Wow! It’s been a while. Sick babies have a way of trumping blog time. My daughter has decided she never wants to be put down, so I have become a skilled, one-armed ninja maid for the time being.
Anyways, I have also completely not stuck with my commitment to read the Bible daily, in order to get through it in one year. I almost cheated, and just sat down one night and scheduled all my posts for the next two weeks so it looked like I was reading daily, but honestly the only thing stopping me was I lost my laptop charger.
I was kind of worried, to tell the truth. I was thinking to myself, “What will my tiny little following think of me, a Christian blogger, not sticking to my pledge to get through the Bible?”

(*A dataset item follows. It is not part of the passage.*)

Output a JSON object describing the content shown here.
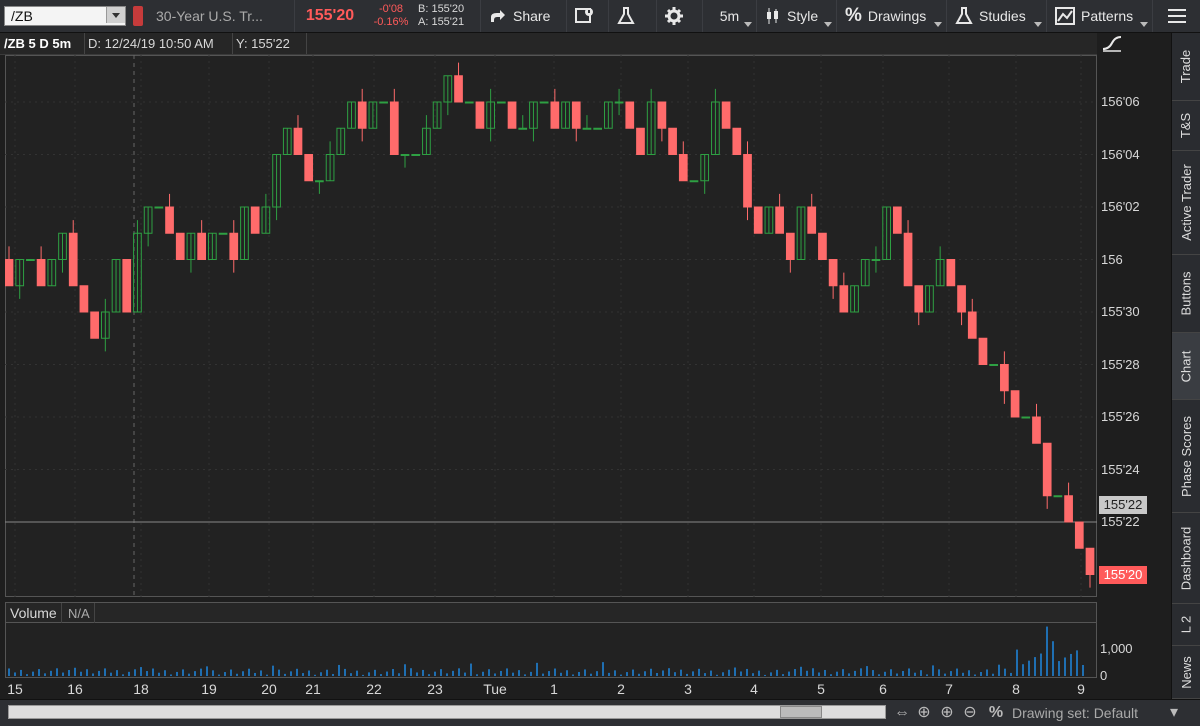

Then, I had a realization. I was worried about what other people would think of me if I didn’t cheat to make it appear like I was reading the Bible every day just so I could get through it. Wow! Flash the neon “Hypocrite” sign.
Then, I had a bigger realization. That’s exactly the mentality of Christians today. We aren’t so much worried about missing church because we will miss a great lesson, we are worried that we are missing our Sunday Social brownie points.
We are more worried about what other people think we are doing, than what we are actually doing. We may miss Sunday morning because of an important football game, but we disguise it in Christian-ese, saying, “Well, I woke up this morning and just felt like God was telling me to spend a day of solitude with my family.” That way, at least people think all of our decisions are Godly.
We use our Bibles as a status symbol, too. I wanted to get through the whole Bible just to say I had read the entire thing. As if it’s going to give me a cute little participation award. We have turned it into one of those British scholarly attitudes with the little cups of tea. “Well, I read in Proverbs that we should look at it this way, but Joe disagrees. We can’t very well take him seriously, though, he sees Revelations as entirely literal.” And then everyone has a good British chuckle.
Many people say they left the Christian faith because we act this way. We say one thing, do another, and act like our sins are non-existent.
We all act that way. We all feel like we have to act Christian in order to be Christian. We have to attend church events, be in a certain number of volunteer programs, only let our children watch certain movies, know at least 14 Bible verses by heart, and have never voted for a Democrat.
None of those are bad things, but none of them make you a Christian. We need to stop pretending we care about becoming stronger Christians, and start actually caring. That starts by admitting we have a problem.
I’ll go first. Yes, my daughter has been sick. However, the real reason I haven’t been committed to writing on here, or sticking with my Bible project, is because we just got Netflix hooked up, and I’ve been watching Numbers for a week solid. I will also probably hit “publish,” grab a cup of coffee, and finish Season 6 before I do anything productive. I haven’t read my Bible in a week because it’s in the car, and I’m too lazy to go get it.
There. That felt good.
It’s also nothing that God didn’t know already. He knows I have a lazy streak. He knows I have perseverance issues. He knows I get distracted by the TV. Hiding those human qualities will only put a fire under them. Admitting that I’ve got some character blubber to trim is the first step towards actually doing it.
I took my first step. Your turn!